* Directions
Show all lines containing "Java" from the data below.

* Source records
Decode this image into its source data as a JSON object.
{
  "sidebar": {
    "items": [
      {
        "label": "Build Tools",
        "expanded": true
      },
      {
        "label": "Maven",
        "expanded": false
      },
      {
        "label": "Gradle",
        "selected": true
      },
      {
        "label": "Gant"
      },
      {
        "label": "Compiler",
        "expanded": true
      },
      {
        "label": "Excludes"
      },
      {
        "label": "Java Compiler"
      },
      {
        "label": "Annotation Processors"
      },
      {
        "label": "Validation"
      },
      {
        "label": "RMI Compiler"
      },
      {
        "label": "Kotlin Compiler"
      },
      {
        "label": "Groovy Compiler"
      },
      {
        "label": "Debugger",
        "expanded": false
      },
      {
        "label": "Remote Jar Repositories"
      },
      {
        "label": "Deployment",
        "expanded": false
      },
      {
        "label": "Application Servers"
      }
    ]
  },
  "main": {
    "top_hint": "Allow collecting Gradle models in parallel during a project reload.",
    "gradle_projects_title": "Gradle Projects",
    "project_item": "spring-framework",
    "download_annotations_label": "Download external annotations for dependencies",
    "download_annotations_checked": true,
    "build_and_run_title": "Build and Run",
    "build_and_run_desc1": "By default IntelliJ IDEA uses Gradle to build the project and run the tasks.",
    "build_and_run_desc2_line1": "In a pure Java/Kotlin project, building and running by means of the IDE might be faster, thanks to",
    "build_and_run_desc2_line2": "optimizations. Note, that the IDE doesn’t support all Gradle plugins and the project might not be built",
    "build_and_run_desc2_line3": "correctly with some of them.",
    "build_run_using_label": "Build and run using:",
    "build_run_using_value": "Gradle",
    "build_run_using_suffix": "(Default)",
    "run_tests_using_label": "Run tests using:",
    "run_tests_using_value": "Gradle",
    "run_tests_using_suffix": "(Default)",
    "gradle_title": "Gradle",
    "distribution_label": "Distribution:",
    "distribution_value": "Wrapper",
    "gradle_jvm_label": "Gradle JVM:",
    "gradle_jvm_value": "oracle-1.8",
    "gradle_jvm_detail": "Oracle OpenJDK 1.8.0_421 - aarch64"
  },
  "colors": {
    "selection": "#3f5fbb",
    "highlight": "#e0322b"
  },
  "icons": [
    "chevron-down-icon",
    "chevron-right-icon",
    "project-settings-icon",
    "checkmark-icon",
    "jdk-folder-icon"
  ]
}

* Solution to this exercise
        "label": "Java Compiler"
    "build_and_run_desc2_line1": "In a pure Java/Kotlin project, building and running by means of the IDE might be faster, thanks to",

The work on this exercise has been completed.